Guns, Knives, and Social Media: The New Frontier for Abuse, Harassment, and Victim Blaming

Written by The Mary Byron Project Intern

If you were walking down a public street and suddenly noticed a man beating a woman to the ground, violently hitting her, you would know that you were witnessing abuse. You would not only label it as wrong but also hopefully take action—calling the police or intervening yourself.

If you were in a store at the mall, and you heard a woman screaming threats of violence and death at her partner you would again label this as wrong and know action should be taken, whether that is bystander intervention or contacting law enforcement.

So then why is social media any different? Instinctively our gut tells us it is wrong when we see someone being physically abused or threatened in public. We must realize that our lives our now online and online abuse via social media must be viewed with the same gut-wrenching disgust.Continue reading

Guest blogger Honi Goldman: Robbie Albarado trial shows police, courts less likely to ignore domestic abuse … if it’s reported

Honi Goldman is a media relations executive, owner of HMG Media Relations and a longtime Kentucky activist and friend of the Mary Byron Project.

We’re making progress – the domestic abuse charges against celebrity jockey Robby Albarado would never have come to light 20 years ago, much less have been covered by the news media.

But clearly, we have a long way to go in preventing this abuse from happening in the first place.

Albarado’s conviction this afternoon illustrates how the police, the legal system, therapists and a growing number of neighbors, friends and relatives will no longer dismiss these violent acts as “private” or as being exaggerated by a scorned partner.

Women now don’t have to be found dead in order for the courts and society to validate the abuse. However,these women do have to be physically abused – with documentation of photos, medical records, even rape kits along with testimonies of doctors.

While physical injuries are the most obvious telling signs, the emotional and psychological abuse are the first warning signs.
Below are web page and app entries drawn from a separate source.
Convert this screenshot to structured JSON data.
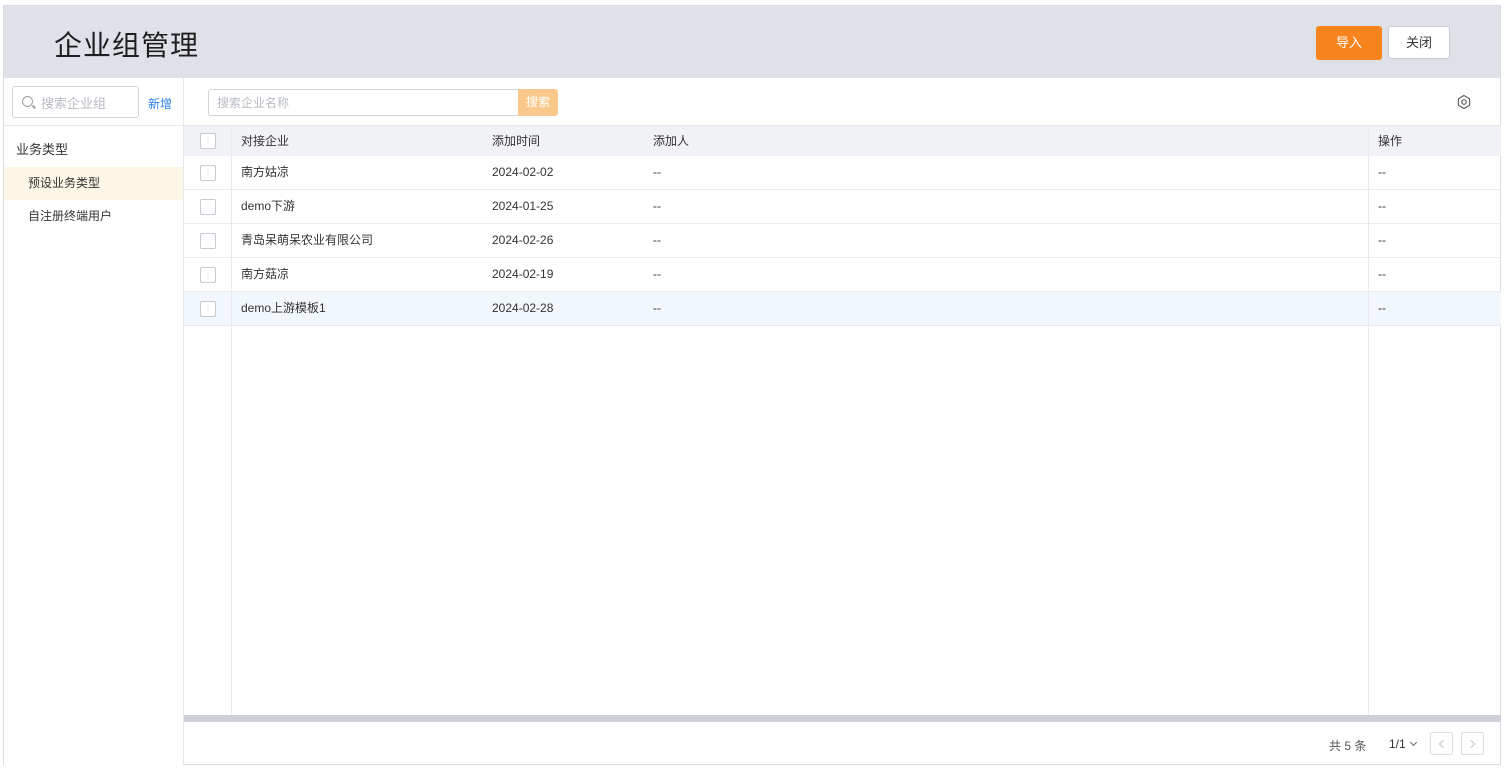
{
  "header": {
    "title": "企业组管理",
    "import_label": "导入",
    "close_label": "关闭"
  },
  "sidebar": {
    "search_placeholder": "搜索企业组",
    "add_label": "新增",
    "group_title": "业务类型",
    "items": [
      {
        "label": "预设业务类型",
        "active": true
      },
      {
        "label": "自注册终端用户",
        "active": false
      }
    ]
  },
  "toolbar": {
    "search_placeholder": "搜索企业名称",
    "search_label": "搜索",
    "settings_icon": "settings-icon"
  },
  "table": {
    "columns": [
      "对接企业",
      "添加时间",
      "添加人",
      "操作"
    ],
    "rows": [
      {
        "company": "南方姑凉",
        "time": "2024-02-02",
        "adder": "--",
        "action": "--"
      },
      {
        "company": "demo下游",
        "time": "2024-01-25",
        "adder": "--",
        "action": "--"
      },
      {
        "company": "青岛呆萌呆农业有限公司",
        "time": "2024-02-26",
        "adder": "--",
        "action": "--"
      },
      {
        "company": "南方菇凉",
        "time": "2024-02-19",
        "adder": "--",
        "action": "--"
      },
      {
        "company": "demo上游模板1",
        "time": "2024-02-28",
        "adder": "--",
        "action": "--"
      }
    ]
  },
  "pagination": {
    "total_text": "共 5 条",
    "page_text": "1/1"
  },
  "colors": {
    "primary": "#f7841d",
    "search_button": "#f9c98c",
    "link": "#2d7ef0",
    "active_item_bg": "#fdf5e6"
  }
}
Most of us today can recite the still unchanged statistics of how one in four women is abused, but domestic violence still remains one of the most chronically under-reported crimes.

A major reason is that friends, relatives and co-workers are reluctant to confront the abuser on what he did and has done. What those well-meaning people do not understand is that when any kind of abusive behavior occurs, that is not a time for friends and relatives to keep quiet or be discrete because that only encourages more severe abuse.

Albarado had been charged with domestic violence actions last year by his wife. Why didn’t his friends and relatives and co-workers prevent this from happening again? What were they waiting for, a dead body?

We, as a society, need to become more active in order to prevent such acts from happening, and part of that effort is to support the woman who sends up a red flag that a specific person is an abuser.

With a definite profile and pattern of behavior, abusers are known for being extremely charming as well as convincing on how they are a good spouse and parent. They are particularly persuasive that any claim of abuse is unjustified or the person is “crazy”. Some relatives, friends, and co-workers find it uncomfortable to admit that their so pleasant friend is in fact a perpetrator, especially when abusers are skilled in executing extremely well thought out and detailed lies.

The preliminary signs of escalating abuse to a life threatening conclusion are always painfully evident, to all those professional people, relatives and friends who chose to deny and ignore. And that refusal to see a person’s abusive behavior only reinforces to his children that no one would believe them since no one would believe their mother.

This specific Albarado trial goes a long way to remind people that a high profile personality can indeed be “not a nice person,” and they can be prosecuted without victims becoming ostracized.

But for all those cases that do not end up in the legal system and are not highly publicized, victims need to be encouraged to inform the next woman who has become involved with her former husband or boy friend, without the fear of coming off as catty or having sour grapes.

Abuse is not situational: It carries over from one relationship to another. The next person needs to warned of potential abusive, even life threatening behavior.

Recently, in a very unscientific survey, I asked the following question to assorted friends and relatives: “If you know that a man has a history of mentally and physically abusing many women, do you tell his next victim?”

The response range from with “Stay out, none of his/her damned business” to “Put his name on a billboard on I-65″.

Experts on domestic violence say that the way to stop abuse is to expose the abusive actions and to have societal repercussions against the perpetrator. Friends, relatives, co-workers, and clergy need to stop diminishing and/or rationalizing these crimes, and start actively shunning the abuser.

So let us all vow to risk offending a friend, butt in to someone’s personal life and exclude those who commit abuse from our public events.

Only then will the statistics of this crime finally start changing to a lower number of incidents.

This post has been reprinted from with the express permission of the author.

To find out more about the cycles of domestic abuse and the profile of an abuser, see our website.